Return the entries exactly. Images are not part of the copy.

(Entries from a dataset of interfaces)
--- --- ---

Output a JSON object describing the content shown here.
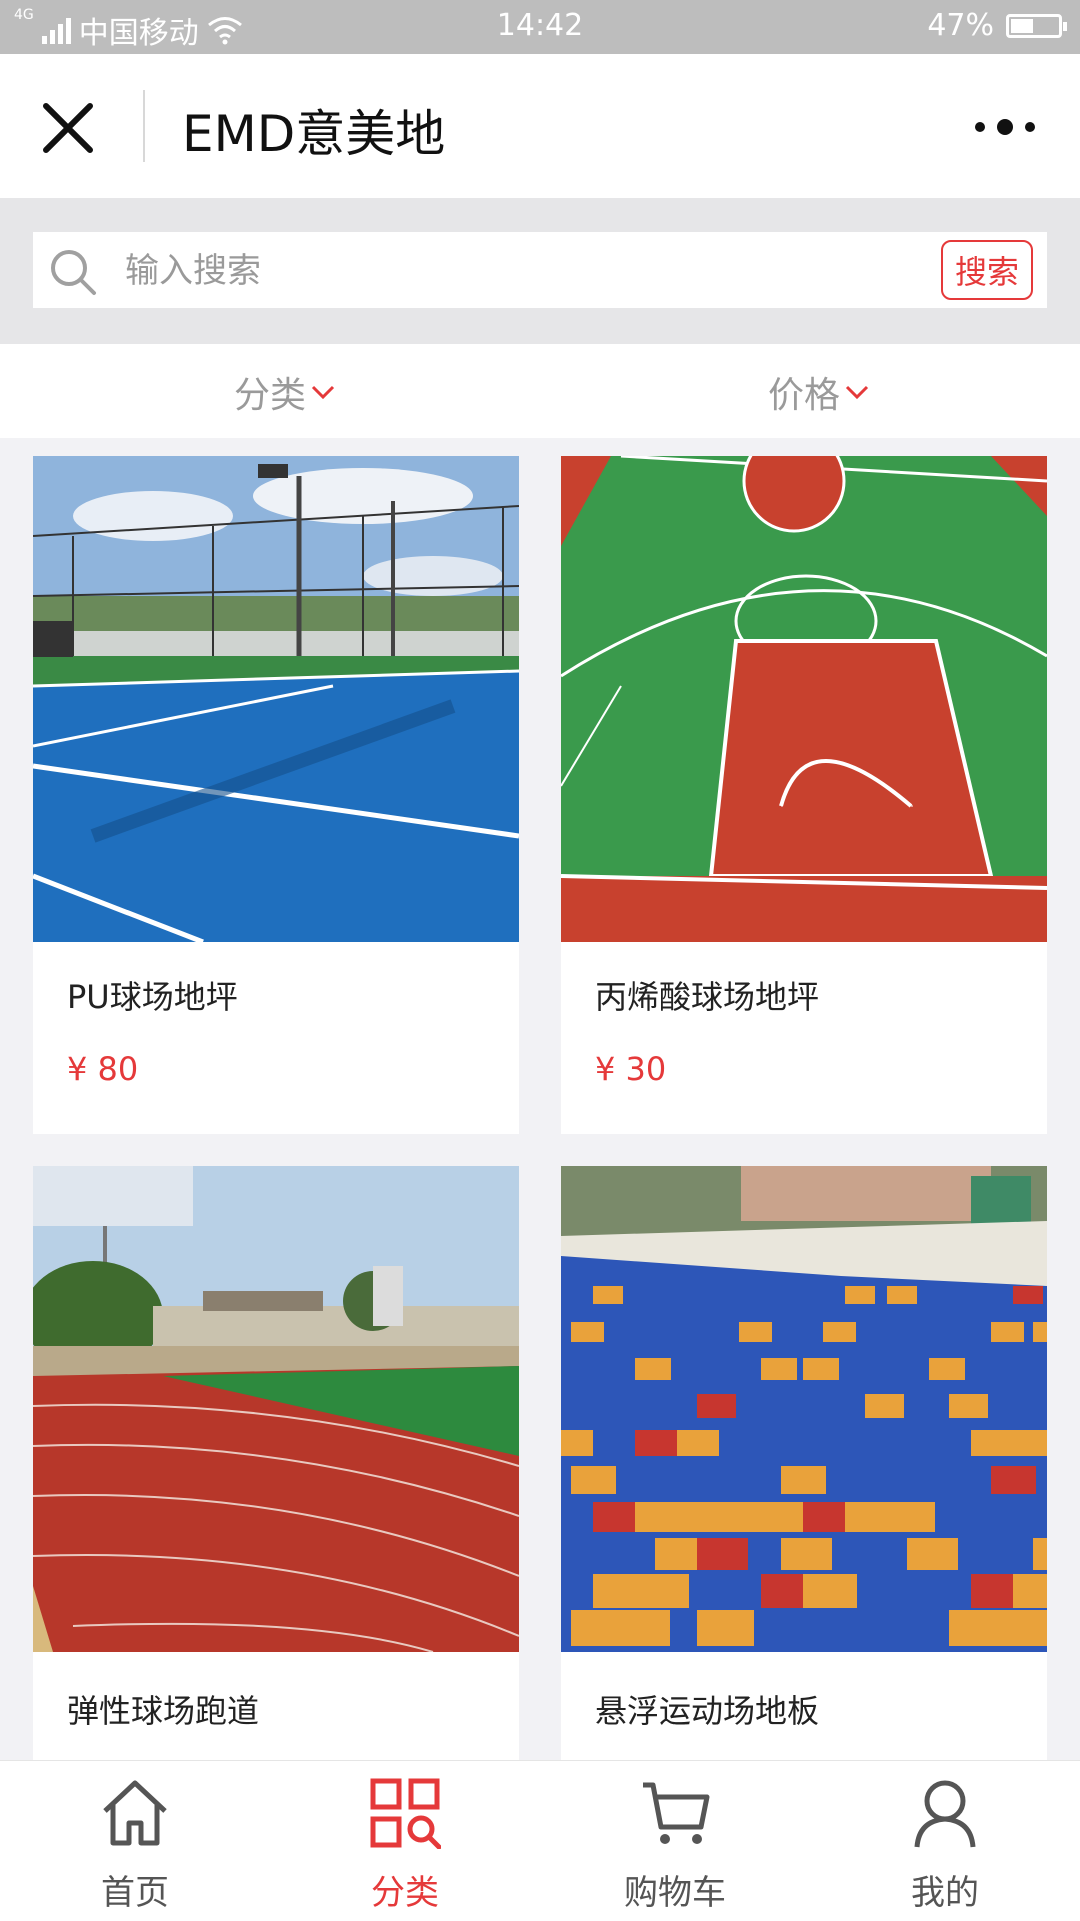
{
  "status_bar": {
    "network": "4G",
    "carrier": "中国移动",
    "time": "14:42",
    "battery": "47%",
    "battery_level": 0.47
  },
  "navbar": {
    "title": "EMD意美地",
    "close_icon": "close-icon",
    "more_icon": "more-icon"
  },
  "search": {
    "placeholder": "输入搜索",
    "button_label": "搜索"
  },
  "filters": [
    {
      "label": "分类"
    },
    {
      "label": "价格"
    }
  ],
  "products": [
    {
      "name": "PU球场地坪",
      "price": "¥ 80"
    },
    {
      "name": "丙烯酸球场地坪",
      "price": "¥ 30"
    },
    {
      "name": "弹性球场跑道",
      "price": ""
    },
    {
      "name": "悬浮运动场地板",
      "price": ""
    }
  ],
  "tabs": [
    {
      "label": "首页",
      "icon": "home-icon",
      "active": false
    },
    {
      "label": "分类",
      "icon": "category-icon",
      "active": true
    },
    {
      "label": "购物车",
      "icon": "cart-icon",
      "active": false
    },
    {
      "label": "我的",
      "icon": "user-icon",
      "active": false
    }
  ],
  "colors": {
    "accent": "#e5393a",
    "status_bar_bg": "#bdbdbd",
    "page_bg": "#f2f2f5"
  }
}
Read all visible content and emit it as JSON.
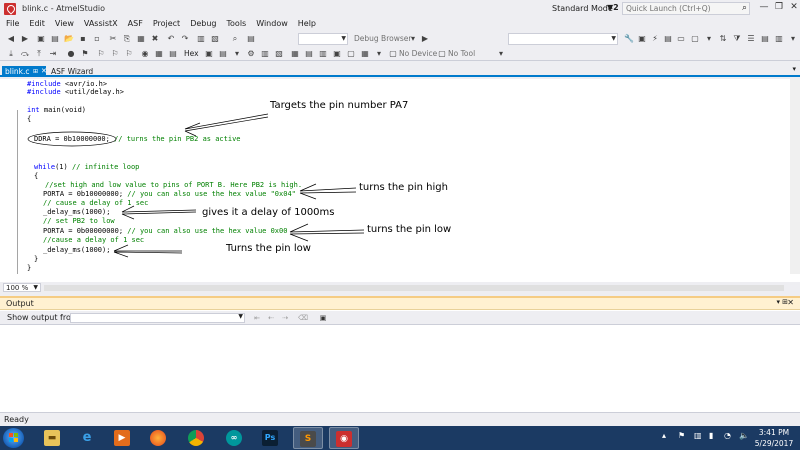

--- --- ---

- Problem solution:
Output a JSON object describing the content shown here.
{
  "status_bar": {
    "network": "4G",
    "carrier": "中国移动",
    "time": "14:42",
    "battery": "47%",
    "battery_level": 0.47
  },
  "navbar": {
    "title": "EMD意美地",
    "close_icon": "close-icon",
    "more_icon": "more-icon"
  },
  "search": {
    "placeholder": "输入搜索",
    "button_label": "搜索"
  },
  "filters": [
    {
      "label": "分类"
    },
    {
      "label": "价格"
    }
  ],
  "products": [
    {
      "name": "PU球场地坪",
      "price": "¥ 80"
    },
    {
      "name": "丙烯酸球场地坪",
      "price": "¥ 30"
    },
    {
      "name": "弹性球场跑道",
      "price": ""
    },
    {
      "name": "悬浮运动场地板",
      "price": ""
    }
  ],
  "tabs": [
    {
      "label": "首页",
      "icon": "home-icon",
      "active": false
    },
    {
      "label": "分类",
      "icon": "category-icon",
      "active": true
    },
    {
      "label": "购物车",
      "icon": "cart-icon",
      "active": false
    },
    {
      "label": "我的",
      "icon": "user-icon",
      "active": false
    }
  ],
  "colors": {
    "accent": "#e5393a",
    "status_bar_bg": "#bdbdbd",
    "page_bg": "#f2f2f5"
  }
}
Read all visible content and emit it as JSON.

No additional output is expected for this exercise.